§ **What you should do**:
Every line containing "TestTraits" should be copied out. Go through the entries and find them.
Supplied records: Begin
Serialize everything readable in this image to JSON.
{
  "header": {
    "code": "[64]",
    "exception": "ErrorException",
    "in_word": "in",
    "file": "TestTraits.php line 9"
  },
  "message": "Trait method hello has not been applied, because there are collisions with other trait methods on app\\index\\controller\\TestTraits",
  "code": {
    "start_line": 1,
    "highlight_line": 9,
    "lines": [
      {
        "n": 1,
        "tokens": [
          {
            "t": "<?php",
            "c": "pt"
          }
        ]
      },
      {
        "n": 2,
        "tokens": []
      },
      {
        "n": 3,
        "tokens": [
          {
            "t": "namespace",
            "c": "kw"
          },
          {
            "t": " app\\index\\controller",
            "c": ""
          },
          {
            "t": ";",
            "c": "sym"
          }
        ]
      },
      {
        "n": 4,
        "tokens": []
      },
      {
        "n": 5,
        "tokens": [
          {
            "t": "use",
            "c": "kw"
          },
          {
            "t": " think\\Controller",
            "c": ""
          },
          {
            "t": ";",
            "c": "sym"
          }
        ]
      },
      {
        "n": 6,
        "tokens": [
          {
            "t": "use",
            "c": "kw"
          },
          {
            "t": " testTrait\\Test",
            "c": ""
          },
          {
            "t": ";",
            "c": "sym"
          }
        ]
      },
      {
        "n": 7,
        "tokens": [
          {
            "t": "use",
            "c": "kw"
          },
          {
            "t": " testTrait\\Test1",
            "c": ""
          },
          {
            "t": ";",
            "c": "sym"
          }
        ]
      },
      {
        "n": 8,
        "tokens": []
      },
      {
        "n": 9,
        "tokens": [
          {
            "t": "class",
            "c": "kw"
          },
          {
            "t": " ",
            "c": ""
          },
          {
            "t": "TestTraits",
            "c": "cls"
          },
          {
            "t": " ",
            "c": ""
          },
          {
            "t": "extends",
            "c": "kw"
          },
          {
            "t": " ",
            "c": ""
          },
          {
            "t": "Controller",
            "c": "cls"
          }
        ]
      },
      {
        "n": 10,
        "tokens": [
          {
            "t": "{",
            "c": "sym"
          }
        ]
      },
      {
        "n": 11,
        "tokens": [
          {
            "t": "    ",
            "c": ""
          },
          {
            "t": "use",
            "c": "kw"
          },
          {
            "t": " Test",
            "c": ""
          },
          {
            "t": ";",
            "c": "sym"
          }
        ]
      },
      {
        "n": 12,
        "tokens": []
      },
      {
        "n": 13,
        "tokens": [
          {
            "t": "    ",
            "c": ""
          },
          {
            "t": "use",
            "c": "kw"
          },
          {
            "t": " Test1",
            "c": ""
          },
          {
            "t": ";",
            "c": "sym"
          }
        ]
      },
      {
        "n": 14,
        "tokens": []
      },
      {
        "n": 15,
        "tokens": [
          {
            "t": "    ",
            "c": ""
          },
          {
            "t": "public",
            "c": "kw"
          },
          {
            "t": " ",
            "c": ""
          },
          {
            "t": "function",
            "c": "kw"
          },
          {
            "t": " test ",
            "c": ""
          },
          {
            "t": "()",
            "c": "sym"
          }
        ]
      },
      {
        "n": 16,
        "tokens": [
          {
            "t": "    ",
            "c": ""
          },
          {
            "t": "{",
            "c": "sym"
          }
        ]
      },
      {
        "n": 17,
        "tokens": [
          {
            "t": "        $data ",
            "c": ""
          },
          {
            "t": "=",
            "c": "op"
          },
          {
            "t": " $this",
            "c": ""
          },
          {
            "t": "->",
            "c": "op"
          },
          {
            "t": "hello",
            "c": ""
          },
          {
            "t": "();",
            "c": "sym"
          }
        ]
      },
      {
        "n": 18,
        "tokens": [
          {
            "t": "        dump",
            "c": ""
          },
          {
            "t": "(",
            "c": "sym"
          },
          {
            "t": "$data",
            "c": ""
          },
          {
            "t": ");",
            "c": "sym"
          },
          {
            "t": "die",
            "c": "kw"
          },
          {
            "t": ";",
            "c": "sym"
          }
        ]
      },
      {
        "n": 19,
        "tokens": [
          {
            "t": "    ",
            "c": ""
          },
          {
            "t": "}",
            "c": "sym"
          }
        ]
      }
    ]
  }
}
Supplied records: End
§ **Exercise response**:
    "file": "TestTraits.php line 9"
  "message": "Trait method hello has not been applied, because there are collisions with other trait methods on app\\index\\controller\\TestTraits",
            "t": "TestTraits",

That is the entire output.